So we all know Left brainers are planned, decisive, structured, and organized, while Right brainers are adaptable, flexible, open to new ideas, and generally messy people, right? If you answered “yes”, you may want to slow down a bit. We don’t want to fall into the personality-driven stereotypes, which often casts “J”s (or Judgers) as vastly one way and “P”s (or Perceivers) as another, particularly when it comes to orderliness and cleanliness in the home. Sure, Left brain dominant people tend to shun chaos and embrace structure in their life, which then tends toward organized surroundings. However, this particular area is arguably the most malleable of any other when it comes to inborn design, not only based on parenting, but culture.
If you haven’t heard of Marie Kondo by now, you probably will very soon. Her Netflix show, “Tidying Up With Marie Kondo,” is steadily growing in popularity across the country. In fact, various organizational companies are seeing their profits soar because of her influence as people get rid of their old junk and keep items that only give them joy. Yes, joy. This is Marie’s criteria for keeping your old t-shirt you’ve had since the 80s, or tossing it. But wait! Don’t just toss it away. Tell the shirt, “Thank you,” and then kindly place it in the dumpster.
Now what Brain Type would tell their clothes “thank you” and focus on “joy” as their main criteria? To be sure, a creative and imaginative one, as well as Animate. Marie bubbles with excitement as she skips from room to room helping bogged-down Americans rids themselves of their excess. If you haven’t guessed her Brain Type by now, Kondo is a #9 FCAR. Yes, arguably the most organized woman on the planet is Right brain dominant. So much for stereo types! Of course, Marie is Japanese (yet now lives in LA and is married with children), being raised in a structured culture. We also suspect she had one or two organized parents. She says she used to love coming home and tidying up her room after school!

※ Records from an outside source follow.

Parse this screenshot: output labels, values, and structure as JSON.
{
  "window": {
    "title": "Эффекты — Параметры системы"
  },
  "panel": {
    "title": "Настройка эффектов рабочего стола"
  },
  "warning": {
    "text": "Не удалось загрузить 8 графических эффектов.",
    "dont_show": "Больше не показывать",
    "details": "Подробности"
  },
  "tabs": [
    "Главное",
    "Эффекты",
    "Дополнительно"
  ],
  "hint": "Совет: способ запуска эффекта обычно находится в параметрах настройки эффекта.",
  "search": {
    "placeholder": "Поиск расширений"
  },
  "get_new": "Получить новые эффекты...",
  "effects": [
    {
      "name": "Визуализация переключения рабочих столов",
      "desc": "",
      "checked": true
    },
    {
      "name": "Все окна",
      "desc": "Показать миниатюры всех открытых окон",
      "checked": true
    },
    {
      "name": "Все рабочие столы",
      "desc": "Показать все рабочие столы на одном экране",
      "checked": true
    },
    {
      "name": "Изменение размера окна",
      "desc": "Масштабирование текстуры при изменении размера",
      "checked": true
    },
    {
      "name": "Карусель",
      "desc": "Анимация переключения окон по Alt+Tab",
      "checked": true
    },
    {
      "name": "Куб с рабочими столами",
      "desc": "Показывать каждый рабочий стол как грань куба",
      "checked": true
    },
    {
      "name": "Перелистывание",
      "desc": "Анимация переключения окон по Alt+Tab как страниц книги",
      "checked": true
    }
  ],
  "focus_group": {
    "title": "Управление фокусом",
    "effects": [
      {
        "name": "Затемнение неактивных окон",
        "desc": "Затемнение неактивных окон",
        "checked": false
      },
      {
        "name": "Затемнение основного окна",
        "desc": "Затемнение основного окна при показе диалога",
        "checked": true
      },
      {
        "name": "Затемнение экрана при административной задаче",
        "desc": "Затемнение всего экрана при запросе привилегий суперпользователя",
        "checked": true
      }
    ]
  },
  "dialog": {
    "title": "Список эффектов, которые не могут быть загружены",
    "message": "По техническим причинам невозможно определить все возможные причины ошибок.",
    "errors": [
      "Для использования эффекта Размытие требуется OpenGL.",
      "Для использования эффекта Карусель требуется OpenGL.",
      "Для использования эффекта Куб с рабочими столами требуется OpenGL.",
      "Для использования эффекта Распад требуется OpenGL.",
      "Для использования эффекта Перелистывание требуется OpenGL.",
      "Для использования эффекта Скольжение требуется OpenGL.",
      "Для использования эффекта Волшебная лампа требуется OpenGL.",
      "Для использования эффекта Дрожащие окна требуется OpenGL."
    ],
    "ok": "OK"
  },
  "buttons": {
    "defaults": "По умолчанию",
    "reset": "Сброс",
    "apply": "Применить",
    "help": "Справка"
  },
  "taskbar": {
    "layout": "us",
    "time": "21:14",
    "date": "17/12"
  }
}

Marie has kept her parents and upbringing confidential except for a few items that tell of her passion for tidiness. She wrote on Reddit: “Japan has more limited space, maybe some people in America might not have that space issue, so maybe they need a different way of thinking to de-clutter the space.” She also told Fast Company, “Children in the U.S. have more toys, and that makes it harder for my American clients to tidy up.” Let’s not forget that #9s love to please others, especially those with whom they regularly live, or associate. And, they try to avoid conflict (and fear), much less verbal chastisement from others, particularly parents. Was part of Marie’s penchant for tidiness related to these?
Wikipedia writes: “Kondo says that her (organizing) method is partly inspired by the traditional Japanese Shinto folk religion. Cleaning and organizing things properly can be a spiritual practice in Shintoism, which is concerned with the energy or divine spirit of things and the right way to live.” Marie was quoted: “I was obsessed with what I could throw away. One day, I had a kind of nervous breakdown and fainted. I was unconscious for two hours. When I came to, I heard a mysterious voice, like some god of tidying telling me to look at my things more closely. And I realized my mistake: I was only looking for things to throw out. What I should be doing is finding the things I want to keep. Identifying the things that make you happy: that is the work of tidying.”
Another of Marie’s tips is to provide “homes” for your items. Are your belongings all strewn out on your desks and counters? Give them a home, whether that’s a box or cabinet or drawer. By giving them a place to live, your actual home will become transformed without even knowing it.
Yes, she barely speaks English, but be sure to try and catch an episode of “Tidying Up” to see a perfect example of a #9 FCAR in action … cleaning up! If you can’t wait for that, catch this link: https://www.youtube.com/watch?v=WkPOMezkHsk
Written by: Staff